Task prompt: What is the number of lines in the records below holding the string "streak"? Reply with it and nothing else.

Input for this task:

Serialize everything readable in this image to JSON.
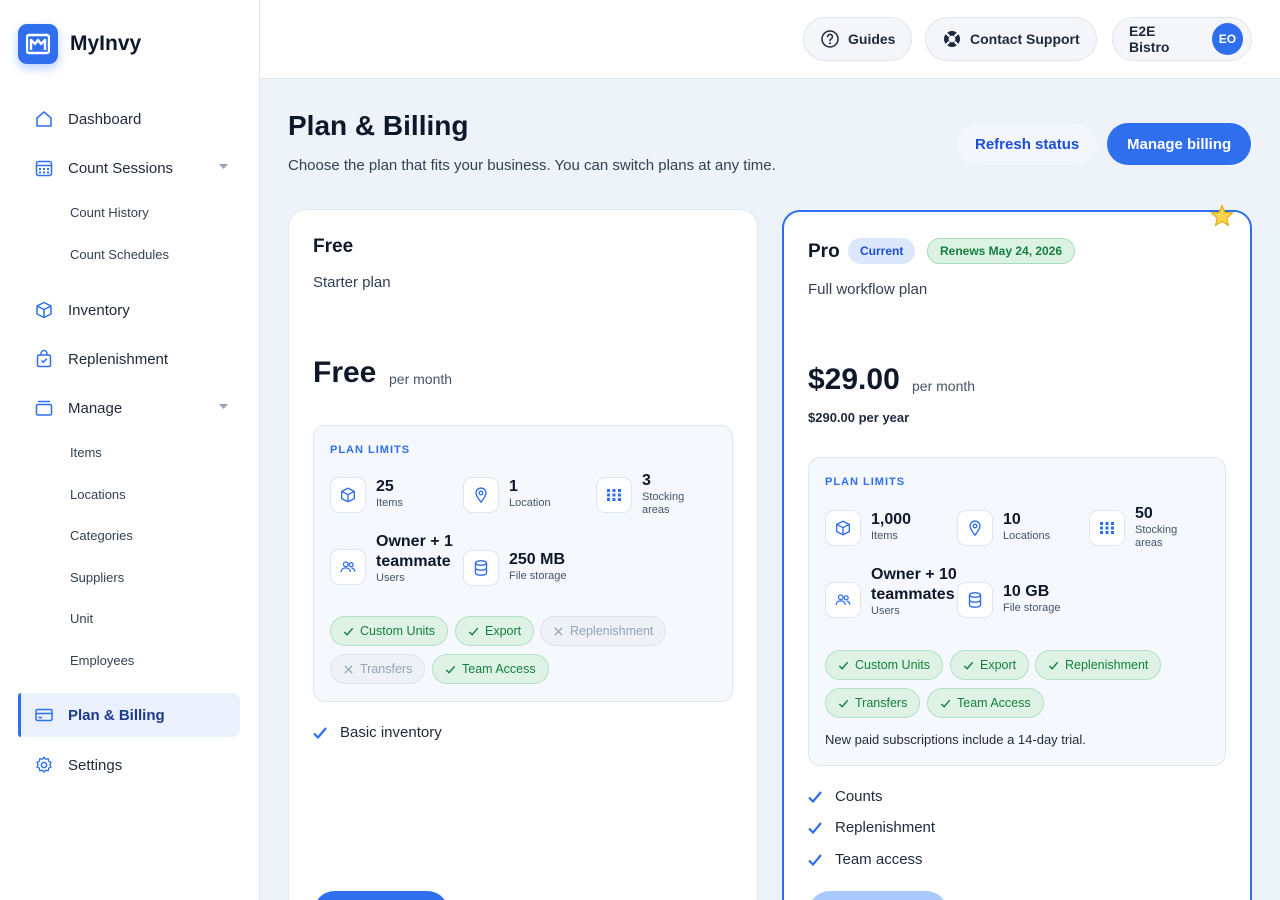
{
  "brand": {
    "name": "MyInvy"
  },
  "sidebar": {
    "items": [
      {
        "label": "Dashboard"
      },
      {
        "label": "Count Sessions"
      },
      {
        "label": "Inventory"
      },
      {
        "label": "Replenishment"
      },
      {
        "label": "Manage"
      },
      {
        "label": "Plan & Billing"
      },
      {
        "label": "Settings"
      }
    ],
    "count_sub": [
      "Count History",
      "Count Schedules"
    ],
    "manage_sub": [
      "Items",
      "Locations",
      "Categories",
      "Suppliers",
      "Unit",
      "Employees"
    ]
  },
  "topbar": {
    "guides": "Guides",
    "support": "Contact Support",
    "org": "E2E Bistro",
    "avatar": "EO"
  },
  "header": {
    "title": "Plan & Billing",
    "subtitle": "Choose the plan that fits your business. You can switch plans at any time.",
    "refresh": "Refresh status",
    "manage": "Manage billing"
  },
  "free": {
    "name": "Free",
    "desc": "Starter plan",
    "price": "Free",
    "per": "per month",
    "limits_title": "PLAN LIMITS",
    "items_val": "25",
    "items_lbl": "Items",
    "loc_val": "1",
    "loc_lbl": "Location",
    "areas_val": "3",
    "areas_lbl": "Stocking areas",
    "users_val": "Owner + 1 teammate",
    "users_lbl": "Users",
    "storage_val": "250 MB",
    "storage_lbl": "File storage",
    "chips": [
      "Custom Units",
      "Export",
      "Replenishment",
      "Transfers",
      "Team Access"
    ],
    "features": [
      "Basic inventory"
    ]
  },
  "pro": {
    "name": "Pro",
    "badge_current": "Current",
    "badge_renews": "Renews May 24, 2026",
    "desc": "Full workflow plan",
    "price": "$29.00",
    "per": "per month",
    "per_year": "$290.00 per year",
    "limits_title": "PLAN LIMITS",
    "items_val": "1,000",
    "items_lbl": "Items",
    "loc_val": "10",
    "loc_lbl": "Locations",
    "areas_val": "50",
    "areas_lbl": "Stocking areas",
    "users_val": "Owner + 10 teammates",
    "users_lbl": "Users",
    "storage_val": "10 GB",
    "storage_lbl": "File storage",
    "chips": [
      "Custom Units",
      "Export",
      "Replenishment",
      "Transfers",
      "Team Access"
    ],
    "trial": "New paid subscriptions include a 14-day trial.",
    "features": [
      "Counts",
      "Replenishment",
      "Team access"
    ]
  },
  "colors": {
    "accent": "#2f6fed",
    "success": "#15803d",
    "muted": "#94a3b8"
  }
}
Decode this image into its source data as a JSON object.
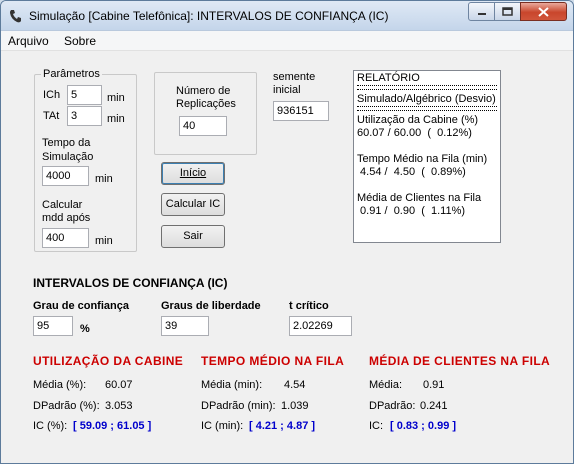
{
  "window": {
    "title": "Simulação [Cabine Telefônica]: INTERVALOS DE CONFIANÇA (IC)",
    "accent": "#c9462c"
  },
  "menu": [
    "Arquivo",
    "Sobre"
  ],
  "params": {
    "group_title": "Parâmetros",
    "ich_label": "ICh",
    "ich_value": "5",
    "ich_unit": "min",
    "tat_label": "TAt",
    "tat_value": "3",
    "tat_unit": "min",
    "tempo_label_1": "Tempo da",
    "tempo_label_2": "Simulação",
    "tempo_value": "4000",
    "tempo_unit": "min",
    "calc_label_1": "Calcular",
    "calc_label_2": "mdd após",
    "calc_value": "400",
    "calc_unit": "min"
  },
  "replicacoes": {
    "label_1": "Número de",
    "label_2": "Replicações",
    "value": "40"
  },
  "semente": {
    "label_1": "semente",
    "label_2": "inicial",
    "value": "936151"
  },
  "buttons": {
    "inicio": "Início",
    "calcular": "Calcular IC",
    "sair": "Sair"
  },
  "report": {
    "lines": [
      "RELATÓRIO",
      "Simulado/Algébrico (Desvio)",
      "Utilização da Cabine (%)",
      "60.07 / 60.00  (  0.12%)",
      "Tempo Médio na Fila (min)",
      " 4.54 /  4.50  (  0.89%)",
      "Média de Clientes na Fila",
      " 0.91 /  0.90  (  1.11%)"
    ]
  },
  "ic": {
    "heading": "INTERVALOS DE CONFIANÇA (IC)",
    "grau_label": "Grau de confiança",
    "grau_value": "95",
    "grau_unit": "%",
    "gl_label": "Graus de liberdade",
    "gl_value": "39",
    "t_label": "t crítico",
    "t_value": "2.02269"
  },
  "results": [
    {
      "heading": "UTILIZAÇÃO DA CABINE",
      "media_label": "Média (%):",
      "media": "60.07",
      "dp_label": "DPadrão (%):",
      "dp": "3.053",
      "ic_label": "IC (%):",
      "ic": "[ 59.09 ; 61.05 ]"
    },
    {
      "heading": "TEMPO MÉDIO NA FILA",
      "media_label": "Média (min):",
      "media": "4.54",
      "dp_label": "DPadrão (min):",
      "dp": "1.039",
      "ic_label": "IC (min):",
      "ic": "[ 4.21 ; 4.87 ]"
    },
    {
      "heading": "MÉDIA DE CLIENTES NA FILA",
      "media_label": "Média:",
      "media": "0.91",
      "dp_label": "DPadrão:",
      "dp": "0.241",
      "ic_label": "IC:",
      "ic": "[ 0.83 ; 0.99 ]"
    }
  ],
  "colors": {
    "heading_red": "#cc0000",
    "ic_blue": "#0000cc"
  }
}
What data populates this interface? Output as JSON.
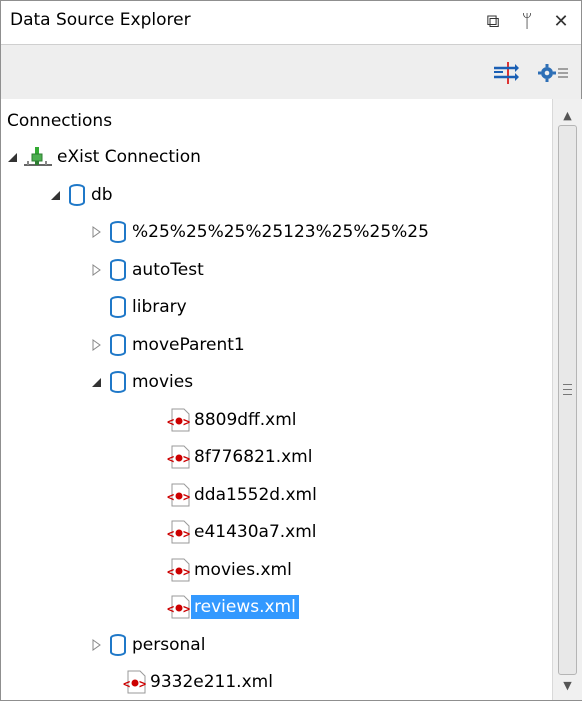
{
  "window": {
    "title": "Data Source Explorer",
    "restore_glyph": "⧉",
    "pin_glyph": "ᛘ",
    "close_glyph": "✕"
  },
  "toolbar": {
    "buttons": [
      {
        "name": "link-with-editor",
        "icon": "arrows-exchange-icon"
      },
      {
        "name": "configure",
        "icon": "gear-menu-icon"
      }
    ]
  },
  "tree": {
    "root_label": "Connections",
    "items": [
      {
        "label": "eXist Connection",
        "icon": "connection-icon",
        "state": "expanded",
        "level": 1
      },
      {
        "label": "db",
        "icon": "database-icon",
        "state": "expanded",
        "level": 2
      },
      {
        "label": "%25%25%25%25123%25%25%25",
        "icon": "database-icon",
        "state": "collapsed",
        "level": 3
      },
      {
        "label": "autoTest",
        "icon": "database-icon",
        "state": "collapsed",
        "level": 3
      },
      {
        "label": "library",
        "icon": "database-icon",
        "state": "leaf",
        "level": 3
      },
      {
        "label": "moveParent1",
        "icon": "database-icon",
        "state": "collapsed",
        "level": 3
      },
      {
        "label": "movies",
        "icon": "database-icon",
        "state": "expanded",
        "level": 3
      },
      {
        "label": "8809dff.xml",
        "icon": "xml-file-icon",
        "state": "leaf",
        "level": 4
      },
      {
        "label": "8f776821.xml",
        "icon": "xml-file-icon",
        "state": "leaf",
        "level": 4
      },
      {
        "label": "dda1552d.xml",
        "icon": "xml-file-icon",
        "state": "leaf",
        "level": 4
      },
      {
        "label": "e41430a7.xml",
        "icon": "xml-file-icon",
        "state": "leaf",
        "level": 4
      },
      {
        "label": "movies.xml",
        "icon": "xml-file-icon",
        "state": "leaf",
        "level": 4
      },
      {
        "label": "reviews.xml",
        "icon": "xml-file-icon",
        "state": "leaf",
        "level": 4,
        "selected": true
      },
      {
        "label": "personal",
        "icon": "database-icon",
        "state": "collapsed",
        "level": 3
      },
      {
        "label": "9332e211.xml",
        "icon": "xml-file-icon",
        "state": "leaf",
        "level": 3
      }
    ]
  },
  "colors": {
    "selection": "#3399ff",
    "db_icon": "#1f78c8",
    "xml_icon": "#cc0000"
  }
}
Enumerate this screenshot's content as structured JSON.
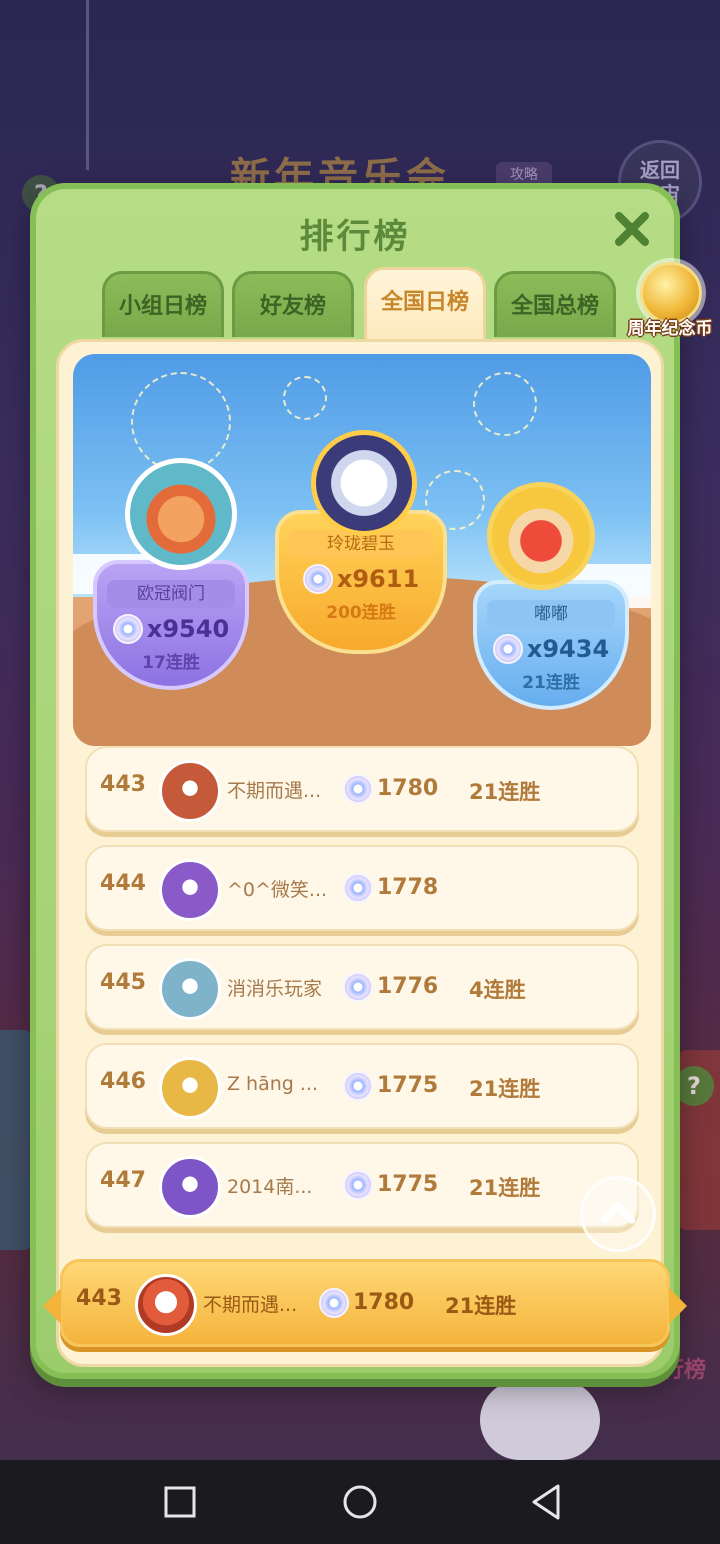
{
  "background": {
    "event_title": "新年音乐会",
    "strategy_label": "攻略",
    "return_label": "返回\n宇宙",
    "help_glyph": "?",
    "leaderboard_label": "排行榜"
  },
  "modal": {
    "title": "排行榜",
    "close_icon": "close-icon",
    "tabs": [
      {
        "label": "小组日榜",
        "active": false
      },
      {
        "label": "好友榜",
        "active": false
      },
      {
        "label": "全国日榜",
        "active": true
      },
      {
        "label": "全国总榜",
        "active": false
      }
    ],
    "coin_badge_label": "周年纪念币"
  },
  "podium": {
    "first": {
      "name": "玲珑碧玉",
      "score": "x9611",
      "streak": "200连胜"
    },
    "second": {
      "name": "欧冠阀门",
      "score": "x9540",
      "streak": "17连胜"
    },
    "third": {
      "name": "嘟嘟",
      "score": "x9434",
      "streak": "21连胜"
    }
  },
  "rows": [
    {
      "rank": "443",
      "name": "不期而遇...",
      "score": "1780",
      "streak": "21连胜",
      "avatar_color": "#c45a3a"
    },
    {
      "rank": "444",
      "name": "^0^微笑...",
      "score": "1778",
      "streak": "",
      "avatar_color": "#8a5bc8"
    },
    {
      "rank": "445",
      "name": "消消乐玩家",
      "score": "1776",
      "streak": "4连胜",
      "avatar_color": "#7fb3c9"
    },
    {
      "rank": "446",
      "name": "Z hāng ...",
      "score": "1775",
      "streak": "21连胜",
      "avatar_color": "#e7b846"
    },
    {
      "rank": "447",
      "name": "2014南...",
      "score": "1775",
      "streak": "21连胜",
      "avatar_color": "#7d55c6"
    }
  ],
  "my_row": {
    "rank": "443",
    "name": "不期而遇...",
    "score": "1780",
    "streak": "21连胜"
  },
  "colors": {
    "modal_green": "#9ccd6c",
    "panel_cream": "#fdf2d4",
    "gold": "#f7a92b",
    "purple": "#8d72e3",
    "blue": "#66aeef",
    "rank_text": "#b07a3a"
  },
  "nav": {
    "square": "recent-apps-icon",
    "circle": "home-icon",
    "triangle": "back-icon"
  }
}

Output: 9